With all the major political parties assessing the merits of various manifesto proposals ahead of next year’s General Election, Freshwater’s Jay Turner assesses Labour’s options for reforming the structure of UK passenger rail services.
A recent survey conducted by Opinium for the Observer on the future of rail showed that more than three times as many people back some form of renationalisation of rail services (55%) as oppose it (18%). It also showed that the suggestion of bringing franchises back under state control as they come to an end was backed by 60% of Conservative voters, and opposed by only 20%. Among Labour voters, the figures were 71% in favour and 8% against.
Then, last month, the Observer published a letter from more than 30 prospective parliamentary candidates calling for Ed Miliband to seriously consider some form of these ideas for Labour’s General Election manifesto. In the Observer letter, the candidates suggested that the not-for-profit East Coast model should be extended to the rest of the network.
And Labour’s policy chief Jon Cruddas met with representatives from affiliated rail unions TSSA, ASLEF and Unite as well as the RMT earlier in the year to discuss these very issues.
So, clearly Labour is keen on a revision of the passenger rail franchising system. But will Ed Miliband and his team opt for a truly radical alteration to the franchising system?
Since publication of the letter, Ed Miliband has admitted that Labour are considering the policy, which, if tied to a radical offer on rail fares, would represent a similar market intervention to Labour’s pledge to freeze energy bills. And back in April, in an interview with the Guardian, Miliband admitted that Labour is looking at different issues around franchising. He said: “There are different models you can use. You can have a competitive model where there is a public option like there is in East Coast at the moment. So we are looking at different models for this.”
Since taking over from Maria Eagle as Shadow Secretary of State for Transport, Mary Creagh, has made a number of public attacks on the current system. At a recent meeting of the All-Party Parliamentary Rail Group, she said that Labour is “looking at how our rail system could deliver more for passengers and taxpayers, who are paying for this out-of-touch government’s franchising fiasco through higher fares and more public subsidy.”
So what are the options being considered as part of Labour’s policy review?
A number of Labour campaigners favour taking franchises back into public ownership as they expire – and if Labour where to gain power, this would likely affect the Northern and TransPennine franchises first.

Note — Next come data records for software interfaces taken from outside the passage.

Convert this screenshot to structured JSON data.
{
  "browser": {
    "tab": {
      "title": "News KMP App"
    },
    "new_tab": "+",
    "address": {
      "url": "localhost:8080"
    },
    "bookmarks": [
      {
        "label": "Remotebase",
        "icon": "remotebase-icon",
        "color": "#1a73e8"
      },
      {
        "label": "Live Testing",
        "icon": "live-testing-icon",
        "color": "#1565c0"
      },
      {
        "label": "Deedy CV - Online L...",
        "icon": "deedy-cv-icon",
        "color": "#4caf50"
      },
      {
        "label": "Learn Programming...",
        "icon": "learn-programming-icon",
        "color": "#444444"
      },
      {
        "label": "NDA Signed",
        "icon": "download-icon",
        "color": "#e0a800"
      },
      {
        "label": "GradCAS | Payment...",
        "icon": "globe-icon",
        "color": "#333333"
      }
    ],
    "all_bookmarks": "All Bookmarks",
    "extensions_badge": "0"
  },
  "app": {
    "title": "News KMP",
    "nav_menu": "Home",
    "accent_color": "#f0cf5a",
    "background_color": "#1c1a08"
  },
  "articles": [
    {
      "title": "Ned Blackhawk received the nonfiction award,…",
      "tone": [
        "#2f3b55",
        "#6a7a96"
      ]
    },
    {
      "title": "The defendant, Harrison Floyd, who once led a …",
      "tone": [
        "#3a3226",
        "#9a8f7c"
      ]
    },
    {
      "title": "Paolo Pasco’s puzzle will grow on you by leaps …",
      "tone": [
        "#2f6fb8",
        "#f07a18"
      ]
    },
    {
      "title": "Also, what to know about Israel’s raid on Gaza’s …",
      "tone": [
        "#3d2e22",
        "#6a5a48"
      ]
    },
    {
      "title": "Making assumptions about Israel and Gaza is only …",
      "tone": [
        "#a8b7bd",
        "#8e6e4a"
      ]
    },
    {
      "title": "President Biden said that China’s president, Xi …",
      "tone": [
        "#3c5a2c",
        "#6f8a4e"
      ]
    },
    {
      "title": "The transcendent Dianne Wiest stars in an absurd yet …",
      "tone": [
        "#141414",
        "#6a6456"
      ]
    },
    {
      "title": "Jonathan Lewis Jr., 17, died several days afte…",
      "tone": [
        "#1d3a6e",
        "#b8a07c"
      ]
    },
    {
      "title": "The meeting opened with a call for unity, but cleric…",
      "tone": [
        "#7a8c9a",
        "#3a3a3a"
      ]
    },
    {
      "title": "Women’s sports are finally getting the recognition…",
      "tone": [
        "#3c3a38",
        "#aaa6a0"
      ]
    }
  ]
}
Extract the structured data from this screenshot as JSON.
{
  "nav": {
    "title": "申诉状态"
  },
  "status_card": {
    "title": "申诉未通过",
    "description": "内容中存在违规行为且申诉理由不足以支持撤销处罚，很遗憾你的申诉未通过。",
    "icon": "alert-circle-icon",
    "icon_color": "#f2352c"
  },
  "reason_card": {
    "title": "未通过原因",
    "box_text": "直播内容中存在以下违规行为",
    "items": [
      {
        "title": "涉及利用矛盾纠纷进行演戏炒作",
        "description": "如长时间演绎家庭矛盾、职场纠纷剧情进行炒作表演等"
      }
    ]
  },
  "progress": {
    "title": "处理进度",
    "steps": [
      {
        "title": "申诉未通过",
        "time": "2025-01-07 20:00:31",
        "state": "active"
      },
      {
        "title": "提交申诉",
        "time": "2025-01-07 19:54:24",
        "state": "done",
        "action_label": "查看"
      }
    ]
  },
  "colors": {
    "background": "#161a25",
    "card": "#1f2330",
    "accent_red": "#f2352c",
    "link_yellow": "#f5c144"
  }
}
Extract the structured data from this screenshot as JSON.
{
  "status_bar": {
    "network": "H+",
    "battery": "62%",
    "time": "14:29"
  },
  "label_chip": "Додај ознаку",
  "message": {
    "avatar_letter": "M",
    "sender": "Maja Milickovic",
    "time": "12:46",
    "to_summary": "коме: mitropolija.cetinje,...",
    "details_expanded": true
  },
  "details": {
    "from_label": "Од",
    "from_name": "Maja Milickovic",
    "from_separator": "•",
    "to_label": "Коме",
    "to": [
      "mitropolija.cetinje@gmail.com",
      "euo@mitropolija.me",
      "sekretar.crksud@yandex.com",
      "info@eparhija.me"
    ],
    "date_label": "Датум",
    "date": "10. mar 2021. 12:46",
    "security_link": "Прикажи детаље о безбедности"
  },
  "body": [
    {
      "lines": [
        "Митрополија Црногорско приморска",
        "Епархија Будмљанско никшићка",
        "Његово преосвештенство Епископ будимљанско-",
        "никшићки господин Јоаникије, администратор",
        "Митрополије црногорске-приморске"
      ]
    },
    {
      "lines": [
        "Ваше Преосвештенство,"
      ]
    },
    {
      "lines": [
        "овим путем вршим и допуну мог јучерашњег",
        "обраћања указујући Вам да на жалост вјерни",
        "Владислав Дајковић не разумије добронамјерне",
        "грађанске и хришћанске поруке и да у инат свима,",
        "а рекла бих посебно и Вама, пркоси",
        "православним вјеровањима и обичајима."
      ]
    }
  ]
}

Labour have been campaigning vociferously on the current East Coast arrangements and would like to see DfT delays in letting the franchise, allowing them – if they win the Election – to maintain public ownership of that franchise. Another related option would be to allow Directly Operated Railways to bid for control of other franchises against private sector bidders.
Moves towards bringing rail franchises back into the public sector will likely be heavily scrutinised by Shadow Chancellor Ed Balls, however, given the potential impact of the policy on the Government’s balance sheet. Mr Balls would also be wary of Labour being portrayed as anti-business or as rolling back to the pre-Thatcher era of nationalised industries.
And although many Labour MPs would support moves to full renationalisation, or some form of it, for many of them, opposition to renationalisation is down to the cost of doing so, as well as reservations on whether services would actually improve.
But if Labour could find a way for a move on franchises to fund a bold offer on fares, they will be expecting to pick up a high number of commuter votes in marginal seats across the country, particularly in the South East where they need them the most.
Whilst it is certain we will not see proposals for a return to a British Rail-style model (not least as the European Commission would have something to say about putting track and train back together), we can expect Labour to suggest either gradually bringing franchises back into state control, or, less radically, allowing Directly Operated Railways to bid for franchises in the same was as Deutsche Bahn / Arriva, Nederlandse Spoorwegen / Abellio, or SNCF / Keolis.
So what are the next steps for these plans? This summer all policy proposals will be discussed at Labour’s National Policy Forum and then Annual Conference, with the final versions being adopted into the manifesto. And for rail? I think the option on allowing DOR to bid is most likely. Though it won’t be enough for many Labour campaigners, I just can’t see the two Eds opting for a more radical offer.
Jay Turner is an Account Director at Freshwater Public Affairs in London.